“Pull up a chair. Take a taste. Come join us. Life is so endlessly delicious.”
Maybe we can meet for lunch.
Would you like to get together for coffee?
Do you have plans for dinner?
So many things in my life revolve around a meal, a beverage, a table with other people. Is it that way for you?
I’m always thinking about food — about how it is suitable for my body or how it isn’t. Looking at ingredients, who grew the food, and how it’s prepared, I recognize the importance food has in my life, even though I’m not quite in the category of foody. It’s because food is about so much more than having something to eat, I think. Food is a part of life, and as Reichl says, we join together with other people because life is a delicious adventure.
I had been bugging my mother to look for a particular cookbook on her shelf while I looked on mine. We each found our copy, and I immediately felt a sense of warmth and gratitude. The book is called Bill of Fare, and it is a cookbook the owner of a restaurant (no longer in business) in my hometown wrote many years ago. I didn’t know why I needed to put my hands on the book, but as I flipped through the pages, the recipe for Chicken Salad almost brought me to tears. The only thing that might have rivaled Faye’s Chicken Salad was her Hot Chicken Salad, and I couldn’t wait to thaw some chicken to get started.
Many years ago, I began on a journey toward better health, and that meant putting aside most of my cookbooks as I tried to learn ways to eat that would support my body. Maybe it’s been so long that something in my soul just started crying out to be reconnected with the foods I had loved, I don’t know. I have begun working on adjusting my favorite recipes to work with my style of eating today, and I know the journey is going to be fun.
Eating should be fun.
As dietary needs have changed, eating has lost much of its fun for a significant number of us.
It has become stressful and angst-filled. That needs to change.
I want to recreate a path to fun and adventure in the kitchen and at the table. It begins with letting go of the pressure of the perfect meal and embracing the freedom of experimentation with flavors and styles. Adventure can mean traveling to other parts of the world without ever leaving your kitchen, and it does not need to be fancy.
As often as people are looking for great entertainment, why not choose one night a week to entertain yourselves in the kitchen?
Cooking with others: If you are a young couple, cook together. If you have children, involve them in the cooking process and let it be fun. If you are single or simply want to be more social, reach out to friends, and find times to enjoy cooking (and eating) together. It is the gathering of friends or family at a table that creates a sense of community that draws us together — feeding our emotional appetite as much as our physical hunger.
Cooking for others: If you are an excellent cook or baker, there are ways to share your love and your talent. Look in your community for a place that serves the homeless — most are welcoming and appreciative of those who will share their heart for preparing food. If someone is new to the neighborhood, someone has lost a family member, or if you notice that a friend is finding life particularly difficult, whip up a pot of soup or make your grandma’s best chicken pot pie recipe.

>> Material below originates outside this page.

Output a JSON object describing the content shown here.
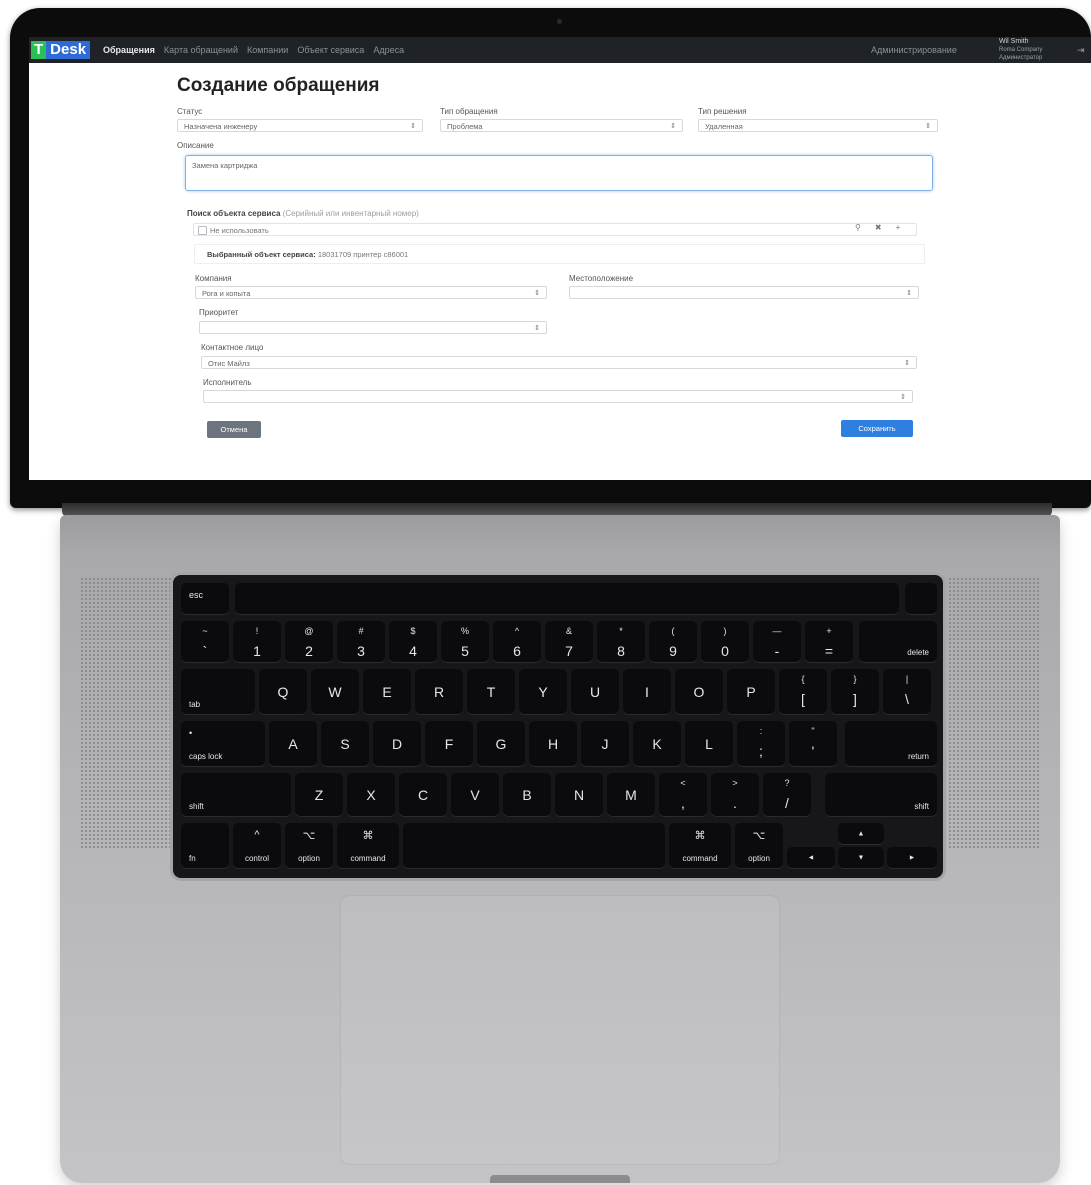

Nothing speaks ‘comfort’ to someone like a recipe you’ve taken the time to prepare because you care about someone else.
Cooking for yourself: If “what to eat?” becomes a stressor in your life, that stress is as damaging as the “not the wisest choice” food might have been. When in doubt, just choose the best foods you can for that moment and enjoy whatever sits before you. Hippocrates might not have actually said “Let food be thy medicine,” but many of his words have been translated to let us know he found good and bad in food for a person’s health. Choose good food as often as you can, and enjoy whatever you choose.
Food is healing in the sense that some foods seem to help some conditions while agitating others. We must choose wisely, listening to our bodies. Food is healing in other ways, too, and I’ve been following Chef José Andrés for several years, as he has gone from serving food in his popular restaurants to serving food in remote areas of the world. Most recently, I saw Andrés take his World Central Kitchen group to Puerto Rico after Hurrican Maria to feed the people. His kindness moved me. He went further than serving, though — helping the people rebuild their food supply in ways that would more likely withstand future disasters. His actions reminded me of the many ways food brings us together: cooking, serving, eating, and growing are all about building relationships and building lives.
I baked my chicken just as Mrs. Whitt suggested, slowly and with salt. It cooled, I chopped. Adding celery, mayonnaise, salad dressing, and some lime juice, I stirred the mixture as the memories of the past were gently folded into the present. I thought back to all of the lunches with people I loved shared at the tables of her restaurant and tables in restaurants today. I think I’ll set the table and invite friends and family to join me in relishing the fun that is waiting to be had in the kitchen and at the table. Pull up a chair. Take a taste. Let’s celebrate a delicious life!